  • The 29 year old achieved 10 billion streams on Spotify and Apple Music without the backing of a major label and was listed in Forbes magazine’s 30 under 30 list in 2019
  • He emerged during the 2010s from the Atlanta-area underground music scene, releasing dozens of independent singles and albums, all of which he made freely available to download

RIYADH: Rapper Russ Vitale is set to perform live at the world heavyweight title rematch between boxers Anthony Joshua and Oleksandr Usyk on Aug. 20 in Jeddah, Saudi Arabia.

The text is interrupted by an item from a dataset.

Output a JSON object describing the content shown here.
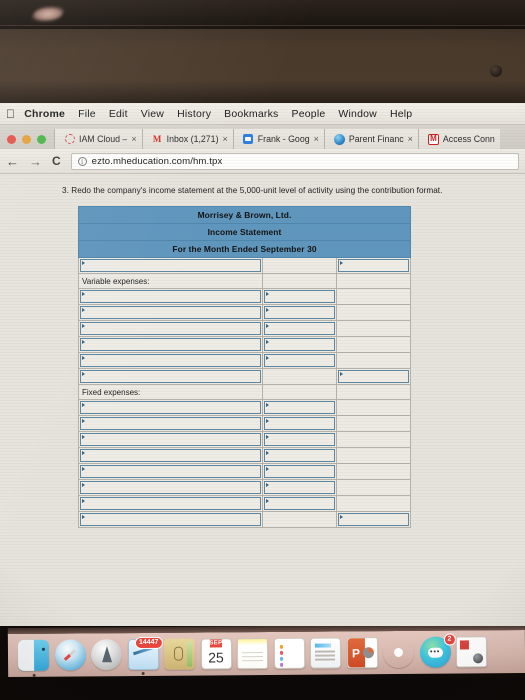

Commonly known simply as Russ, the 29-year-old American rapper, singer, songwriter and author, who first performed in the Kingdom in 2019, lists other American rappers and the classic rock he listened to as a youngster among his inspirations.

 
 
 
 
 
 
 
 
 
 
 
 
 
 
 

A post shared by RUSS (@russ)

One of the most popular rappers in the world, he achieved 10 billion streams on Spotify and Apple Music without the backing of a major label, has performed sellout global tours, and was listed in Forbes magazine’s 30 under 30 list in 2019.

Russ emerged during the 2010s from the Atlanta-area underground music scene, releasing dozens of independent singles and albums, all of which he made freely available to download. His mainstream breakthrough came in 2017 with the platinum-certified top 10 album “There’s Really a Wolf,” before he cracked the top five of the Billboard 200 with “Zoo” in 2018 and “Shake the Snow Globe” in 2020, followed by the release of companion albums “Chomp” and “Chomp 2.”

Most recently, he collaborated with Ed Sheeran for new single “Are You Entertained,” on which Russ switches between singing and rapping.

The heavyweight title rematch between Usyk and Joshua is considered one of the biggest in the history of the sport. When they met in September 2021 at the Tottenham Hotspur Stadium in London, Usyk dominated the contest, earning a unanimous decision victory and three world heavyweight titles to become unified Heavyweight World Champion.